By Kailen Santos
BU News Service
BOSTON — When eating at a restaurant, patrons may be paying close attention to the letter score posted at the front of the establishment. But the universal scoring system, which grades inspections from A to C, might not be completely telling of what’s really happening behind the counter.
This year alone, 2,513 out of Boston’s 4,152 food establishments failed routine inspections. Some restaurants, such as The Real Deal in West Roxbury were even hit with as many as 90 violations since January. Some crowd favorites have made the list of businesses that have failed inspection this year.
The Boston Inspection Services Department operates on a scoring system, which deals point deductions for varying levels of violations. Non-critical violations, which don’t include food contact citations, make up the majority of violations in 2018. The next jump in violation level is considered critical, meaning the violation is in regards to food but is not extremely hazardous. This category ranges anywhere from cleaning food surfaces to pest problems. The most offensive violations are called foodborne critical and can often lead to foodborne illnesses. These violation types result in two, seven and ten point deductions, respectively. Once those points are tallied, a letter score can be determined.
But if a restaurant has been hit with numerous violations and a failed inspection, that doesn’t necessarily mean it’s doomed. In fact, it’s often typical that a restaurant will fail an inspection simply to make sure that it is fulfilling its duties upon the next inspection. In order to pass an inspection, a business must receive no more than three non-critical violations
“If you fail the initial inspection, as long as you take care of those violations and they come back next week and they’re resolved, then you’re doing fine,” said Brandon Pattite of The Real Deal. “It’s the businesses that don’t fix the problems that get shut down.”
In a 2017 interview with Boston Magazine, Inspectional Services Department Commissioner William Christopher echoed that sentiment, stating that the department “[tries] very hard to work with the restaurant establishment to make it right.”
What’s more alarming than the volume of violations is the specific type of violation that a business might receive. While inspections might be frequent, sometimes the damage done might be irreversible, especially in the case of critical foodborne violations. This year, 75 percent of failed inspections included citations for foodborne violations. The most common type of violation in this category comes from the people in charge of maintaining the restaurant poorly, but other top offenses include food temperature holding and cross contamination.

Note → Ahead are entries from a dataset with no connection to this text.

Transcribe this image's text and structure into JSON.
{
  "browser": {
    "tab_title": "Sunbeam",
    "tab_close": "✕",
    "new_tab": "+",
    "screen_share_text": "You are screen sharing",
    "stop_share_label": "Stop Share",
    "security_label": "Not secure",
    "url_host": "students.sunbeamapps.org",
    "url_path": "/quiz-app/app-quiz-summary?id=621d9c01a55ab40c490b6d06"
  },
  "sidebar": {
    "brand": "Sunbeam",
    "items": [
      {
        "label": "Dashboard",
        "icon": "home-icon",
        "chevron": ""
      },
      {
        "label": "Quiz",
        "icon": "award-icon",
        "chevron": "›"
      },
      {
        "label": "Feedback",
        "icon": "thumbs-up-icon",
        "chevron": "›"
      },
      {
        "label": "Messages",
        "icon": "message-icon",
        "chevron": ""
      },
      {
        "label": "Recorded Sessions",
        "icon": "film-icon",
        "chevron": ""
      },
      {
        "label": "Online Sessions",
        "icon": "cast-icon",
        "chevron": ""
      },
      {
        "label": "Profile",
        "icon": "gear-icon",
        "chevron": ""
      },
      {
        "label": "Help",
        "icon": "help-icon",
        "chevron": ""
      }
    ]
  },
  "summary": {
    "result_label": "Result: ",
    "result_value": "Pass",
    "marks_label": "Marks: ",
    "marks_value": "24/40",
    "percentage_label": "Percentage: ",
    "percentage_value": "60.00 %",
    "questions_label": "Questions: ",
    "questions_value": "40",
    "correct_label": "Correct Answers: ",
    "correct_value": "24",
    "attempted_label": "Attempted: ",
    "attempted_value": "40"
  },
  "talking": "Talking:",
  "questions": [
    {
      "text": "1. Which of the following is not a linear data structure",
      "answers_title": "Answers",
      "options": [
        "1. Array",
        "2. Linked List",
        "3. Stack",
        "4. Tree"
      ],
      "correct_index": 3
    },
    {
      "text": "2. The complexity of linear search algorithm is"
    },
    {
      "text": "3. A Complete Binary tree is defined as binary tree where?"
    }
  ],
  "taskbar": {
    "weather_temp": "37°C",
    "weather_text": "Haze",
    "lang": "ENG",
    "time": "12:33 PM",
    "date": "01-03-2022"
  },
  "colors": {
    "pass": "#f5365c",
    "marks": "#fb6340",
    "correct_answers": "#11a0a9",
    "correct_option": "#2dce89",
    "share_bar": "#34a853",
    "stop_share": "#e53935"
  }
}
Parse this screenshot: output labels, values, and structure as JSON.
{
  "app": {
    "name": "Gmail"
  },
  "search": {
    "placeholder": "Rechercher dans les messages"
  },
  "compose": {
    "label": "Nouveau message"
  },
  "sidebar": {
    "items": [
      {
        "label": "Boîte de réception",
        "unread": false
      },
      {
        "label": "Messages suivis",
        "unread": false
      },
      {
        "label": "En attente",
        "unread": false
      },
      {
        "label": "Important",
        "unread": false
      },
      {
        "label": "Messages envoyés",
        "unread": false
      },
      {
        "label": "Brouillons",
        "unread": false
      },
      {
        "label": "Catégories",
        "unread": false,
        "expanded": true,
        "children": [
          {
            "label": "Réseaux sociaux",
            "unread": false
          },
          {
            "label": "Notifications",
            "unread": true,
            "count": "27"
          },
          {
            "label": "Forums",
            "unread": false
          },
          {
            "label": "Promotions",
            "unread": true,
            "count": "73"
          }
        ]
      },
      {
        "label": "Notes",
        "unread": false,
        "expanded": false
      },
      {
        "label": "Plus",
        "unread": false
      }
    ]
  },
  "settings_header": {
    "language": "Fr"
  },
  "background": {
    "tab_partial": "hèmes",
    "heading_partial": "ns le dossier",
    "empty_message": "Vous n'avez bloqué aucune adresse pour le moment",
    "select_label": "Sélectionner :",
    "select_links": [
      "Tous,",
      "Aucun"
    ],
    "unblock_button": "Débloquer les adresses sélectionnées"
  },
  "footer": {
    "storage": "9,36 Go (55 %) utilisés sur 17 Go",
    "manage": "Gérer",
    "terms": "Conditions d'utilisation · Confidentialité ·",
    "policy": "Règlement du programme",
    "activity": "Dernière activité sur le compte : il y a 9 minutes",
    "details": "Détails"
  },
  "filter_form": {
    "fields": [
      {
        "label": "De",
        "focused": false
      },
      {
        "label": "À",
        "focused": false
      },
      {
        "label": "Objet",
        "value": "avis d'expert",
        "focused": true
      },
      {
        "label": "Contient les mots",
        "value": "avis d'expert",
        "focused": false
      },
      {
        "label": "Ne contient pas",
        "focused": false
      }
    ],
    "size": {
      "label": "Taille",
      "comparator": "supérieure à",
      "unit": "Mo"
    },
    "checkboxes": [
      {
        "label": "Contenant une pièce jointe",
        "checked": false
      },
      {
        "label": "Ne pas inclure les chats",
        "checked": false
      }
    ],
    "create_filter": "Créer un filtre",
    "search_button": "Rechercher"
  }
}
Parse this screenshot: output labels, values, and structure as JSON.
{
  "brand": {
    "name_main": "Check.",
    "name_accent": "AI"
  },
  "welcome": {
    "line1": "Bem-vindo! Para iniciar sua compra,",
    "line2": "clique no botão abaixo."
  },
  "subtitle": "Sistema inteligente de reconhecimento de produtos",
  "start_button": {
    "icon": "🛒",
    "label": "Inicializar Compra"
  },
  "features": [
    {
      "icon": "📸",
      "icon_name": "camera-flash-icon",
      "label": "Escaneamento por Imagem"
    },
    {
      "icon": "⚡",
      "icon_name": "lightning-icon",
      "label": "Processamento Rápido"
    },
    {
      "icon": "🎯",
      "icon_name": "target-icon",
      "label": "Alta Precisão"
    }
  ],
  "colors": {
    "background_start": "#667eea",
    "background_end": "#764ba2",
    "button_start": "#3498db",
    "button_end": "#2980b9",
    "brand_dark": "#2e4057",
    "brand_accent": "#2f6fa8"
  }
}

Repeat offenders of multiple critical foodborne violations often fail inspection, which may not come as a surprise. However, these restaurants have not shuddered, meaning those violations could potentially still be occurring behind closed doors. While eating at a restaurant with critical foodborne violations may be inevitable, it is possible to avoid repeat offenders if need be. For more information on critical restaurant violations, see the mapping of restaurants that have been given critical foodborne violations this year, or go here to search for a restaurant in the system.